:: ABOUT THIS TASK ::
Look through the records below, and copy out every line that holds the string "true".

:: SUPPLIED MATERIAL ::
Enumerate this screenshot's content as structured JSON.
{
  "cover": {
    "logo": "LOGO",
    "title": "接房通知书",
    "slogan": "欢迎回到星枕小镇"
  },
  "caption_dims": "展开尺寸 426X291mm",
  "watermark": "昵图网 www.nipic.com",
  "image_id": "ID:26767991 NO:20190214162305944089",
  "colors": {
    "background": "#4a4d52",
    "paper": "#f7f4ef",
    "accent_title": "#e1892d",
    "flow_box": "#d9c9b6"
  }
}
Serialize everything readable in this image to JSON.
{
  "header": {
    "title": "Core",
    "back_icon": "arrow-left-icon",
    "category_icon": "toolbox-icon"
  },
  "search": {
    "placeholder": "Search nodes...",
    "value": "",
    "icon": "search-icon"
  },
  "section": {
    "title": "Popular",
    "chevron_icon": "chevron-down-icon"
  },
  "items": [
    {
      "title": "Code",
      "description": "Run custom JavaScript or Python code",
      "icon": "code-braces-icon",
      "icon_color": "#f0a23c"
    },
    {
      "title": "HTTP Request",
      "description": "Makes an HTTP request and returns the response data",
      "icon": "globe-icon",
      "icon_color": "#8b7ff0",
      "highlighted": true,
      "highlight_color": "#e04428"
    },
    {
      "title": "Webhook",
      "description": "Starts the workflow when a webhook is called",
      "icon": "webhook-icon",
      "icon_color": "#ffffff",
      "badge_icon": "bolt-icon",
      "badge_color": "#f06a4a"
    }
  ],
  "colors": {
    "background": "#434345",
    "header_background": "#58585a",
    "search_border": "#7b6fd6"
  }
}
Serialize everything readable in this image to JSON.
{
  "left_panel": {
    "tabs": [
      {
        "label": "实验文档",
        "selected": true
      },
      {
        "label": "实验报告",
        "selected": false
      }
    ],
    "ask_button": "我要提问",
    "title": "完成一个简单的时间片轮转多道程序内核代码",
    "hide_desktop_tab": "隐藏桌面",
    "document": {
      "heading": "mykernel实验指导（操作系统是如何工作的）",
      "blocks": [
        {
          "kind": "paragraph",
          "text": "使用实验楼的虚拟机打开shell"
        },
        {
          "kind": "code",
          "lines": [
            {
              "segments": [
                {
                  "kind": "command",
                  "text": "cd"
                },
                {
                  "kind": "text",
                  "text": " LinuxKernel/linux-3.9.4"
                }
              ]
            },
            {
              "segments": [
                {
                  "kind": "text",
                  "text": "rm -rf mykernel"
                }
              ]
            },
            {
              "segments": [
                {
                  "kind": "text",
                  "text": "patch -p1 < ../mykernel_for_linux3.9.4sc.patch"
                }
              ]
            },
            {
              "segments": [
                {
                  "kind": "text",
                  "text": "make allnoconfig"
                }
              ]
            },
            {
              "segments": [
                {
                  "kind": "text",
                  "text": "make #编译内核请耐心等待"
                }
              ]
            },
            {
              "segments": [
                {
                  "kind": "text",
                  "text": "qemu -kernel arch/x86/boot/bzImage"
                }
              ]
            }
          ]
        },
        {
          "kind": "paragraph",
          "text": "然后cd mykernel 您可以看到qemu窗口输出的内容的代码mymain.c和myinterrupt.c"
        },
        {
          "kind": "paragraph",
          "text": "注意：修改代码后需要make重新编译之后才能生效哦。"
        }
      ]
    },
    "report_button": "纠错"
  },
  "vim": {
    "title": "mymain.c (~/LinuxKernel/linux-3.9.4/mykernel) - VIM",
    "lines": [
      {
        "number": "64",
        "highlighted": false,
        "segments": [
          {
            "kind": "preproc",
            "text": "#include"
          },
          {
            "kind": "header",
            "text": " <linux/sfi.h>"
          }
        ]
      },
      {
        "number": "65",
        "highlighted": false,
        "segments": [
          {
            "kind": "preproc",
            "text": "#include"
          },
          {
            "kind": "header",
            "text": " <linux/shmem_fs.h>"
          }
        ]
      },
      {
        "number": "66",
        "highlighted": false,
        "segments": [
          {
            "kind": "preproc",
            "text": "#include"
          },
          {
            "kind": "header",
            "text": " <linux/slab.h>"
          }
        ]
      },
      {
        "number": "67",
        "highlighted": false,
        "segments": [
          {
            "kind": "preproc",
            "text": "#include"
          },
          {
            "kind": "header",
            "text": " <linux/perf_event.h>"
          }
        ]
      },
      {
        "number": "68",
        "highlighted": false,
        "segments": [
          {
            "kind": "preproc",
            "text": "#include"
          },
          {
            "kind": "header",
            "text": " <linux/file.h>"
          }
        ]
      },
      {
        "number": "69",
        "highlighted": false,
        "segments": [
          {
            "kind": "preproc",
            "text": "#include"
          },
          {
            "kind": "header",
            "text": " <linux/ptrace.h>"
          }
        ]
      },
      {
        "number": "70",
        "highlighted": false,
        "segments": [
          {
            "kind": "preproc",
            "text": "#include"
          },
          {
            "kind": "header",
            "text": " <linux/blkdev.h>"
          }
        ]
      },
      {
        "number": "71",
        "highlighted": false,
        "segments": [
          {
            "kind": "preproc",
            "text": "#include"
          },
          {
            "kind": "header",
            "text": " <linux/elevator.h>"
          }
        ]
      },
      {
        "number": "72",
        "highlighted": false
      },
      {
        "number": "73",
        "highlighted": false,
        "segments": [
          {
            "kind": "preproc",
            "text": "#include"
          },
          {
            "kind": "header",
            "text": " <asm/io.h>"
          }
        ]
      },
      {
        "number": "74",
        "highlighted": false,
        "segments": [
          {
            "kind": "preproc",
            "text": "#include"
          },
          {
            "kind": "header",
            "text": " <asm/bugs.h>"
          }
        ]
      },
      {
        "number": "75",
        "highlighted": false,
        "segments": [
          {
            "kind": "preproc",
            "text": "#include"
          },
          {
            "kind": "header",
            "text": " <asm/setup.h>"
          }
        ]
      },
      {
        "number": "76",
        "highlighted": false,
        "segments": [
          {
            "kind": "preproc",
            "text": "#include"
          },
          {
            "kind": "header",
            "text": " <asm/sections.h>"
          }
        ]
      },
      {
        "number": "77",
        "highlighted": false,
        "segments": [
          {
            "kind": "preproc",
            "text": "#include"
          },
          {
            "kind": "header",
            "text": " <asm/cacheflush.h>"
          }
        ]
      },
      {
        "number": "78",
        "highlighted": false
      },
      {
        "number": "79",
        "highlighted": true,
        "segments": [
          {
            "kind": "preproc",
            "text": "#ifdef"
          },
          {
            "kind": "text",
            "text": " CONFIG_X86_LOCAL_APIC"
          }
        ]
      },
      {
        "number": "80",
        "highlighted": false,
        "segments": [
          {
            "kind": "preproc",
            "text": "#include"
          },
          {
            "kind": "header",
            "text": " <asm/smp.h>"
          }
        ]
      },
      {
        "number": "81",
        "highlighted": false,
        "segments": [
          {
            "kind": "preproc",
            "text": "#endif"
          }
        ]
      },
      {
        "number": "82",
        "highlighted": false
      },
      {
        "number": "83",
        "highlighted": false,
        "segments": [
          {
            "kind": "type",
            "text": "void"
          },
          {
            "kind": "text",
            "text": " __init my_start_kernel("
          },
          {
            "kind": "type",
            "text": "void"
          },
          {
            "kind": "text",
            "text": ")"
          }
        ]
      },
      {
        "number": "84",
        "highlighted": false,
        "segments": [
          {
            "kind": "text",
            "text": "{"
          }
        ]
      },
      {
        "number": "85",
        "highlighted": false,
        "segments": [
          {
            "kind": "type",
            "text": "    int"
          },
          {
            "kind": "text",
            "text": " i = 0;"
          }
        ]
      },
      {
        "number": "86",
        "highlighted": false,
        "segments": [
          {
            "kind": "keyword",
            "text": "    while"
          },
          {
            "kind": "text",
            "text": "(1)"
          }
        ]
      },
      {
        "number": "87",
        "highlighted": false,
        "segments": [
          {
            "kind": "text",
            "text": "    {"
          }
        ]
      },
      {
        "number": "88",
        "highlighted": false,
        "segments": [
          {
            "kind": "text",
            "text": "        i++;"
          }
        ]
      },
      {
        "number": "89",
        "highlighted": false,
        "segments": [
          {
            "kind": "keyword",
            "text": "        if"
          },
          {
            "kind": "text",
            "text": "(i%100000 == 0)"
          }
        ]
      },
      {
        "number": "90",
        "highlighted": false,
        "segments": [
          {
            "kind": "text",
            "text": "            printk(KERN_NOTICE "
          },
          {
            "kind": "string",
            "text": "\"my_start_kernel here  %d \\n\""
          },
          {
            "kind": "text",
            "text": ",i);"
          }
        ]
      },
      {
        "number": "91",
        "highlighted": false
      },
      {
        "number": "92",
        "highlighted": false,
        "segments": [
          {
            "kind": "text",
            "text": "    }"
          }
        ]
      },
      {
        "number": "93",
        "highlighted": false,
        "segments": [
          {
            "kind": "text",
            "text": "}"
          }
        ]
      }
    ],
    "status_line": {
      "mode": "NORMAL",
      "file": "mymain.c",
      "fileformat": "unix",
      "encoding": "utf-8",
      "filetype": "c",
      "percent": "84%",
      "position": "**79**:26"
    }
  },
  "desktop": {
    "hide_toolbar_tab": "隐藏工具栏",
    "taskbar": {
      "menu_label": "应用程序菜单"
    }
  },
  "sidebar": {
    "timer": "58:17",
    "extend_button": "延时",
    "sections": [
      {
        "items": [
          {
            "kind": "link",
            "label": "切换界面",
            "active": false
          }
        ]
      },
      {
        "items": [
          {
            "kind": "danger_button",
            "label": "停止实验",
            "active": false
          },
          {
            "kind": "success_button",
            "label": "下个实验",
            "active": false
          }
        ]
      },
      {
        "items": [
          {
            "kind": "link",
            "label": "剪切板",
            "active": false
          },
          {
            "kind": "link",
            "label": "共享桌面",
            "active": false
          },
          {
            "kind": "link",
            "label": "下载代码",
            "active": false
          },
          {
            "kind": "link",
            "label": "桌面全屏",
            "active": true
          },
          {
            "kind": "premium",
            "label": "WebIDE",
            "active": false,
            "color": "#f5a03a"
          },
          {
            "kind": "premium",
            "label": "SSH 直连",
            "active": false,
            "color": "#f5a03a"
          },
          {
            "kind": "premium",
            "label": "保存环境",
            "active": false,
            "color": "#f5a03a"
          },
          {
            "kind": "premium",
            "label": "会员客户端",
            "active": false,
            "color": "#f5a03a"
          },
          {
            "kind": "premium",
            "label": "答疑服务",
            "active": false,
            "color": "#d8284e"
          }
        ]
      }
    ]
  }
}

:: SOLUTION FOR THIS EXERCISE ::
      "highlighted": true,
        "selected": true
        "highlighted": true,
            "active": true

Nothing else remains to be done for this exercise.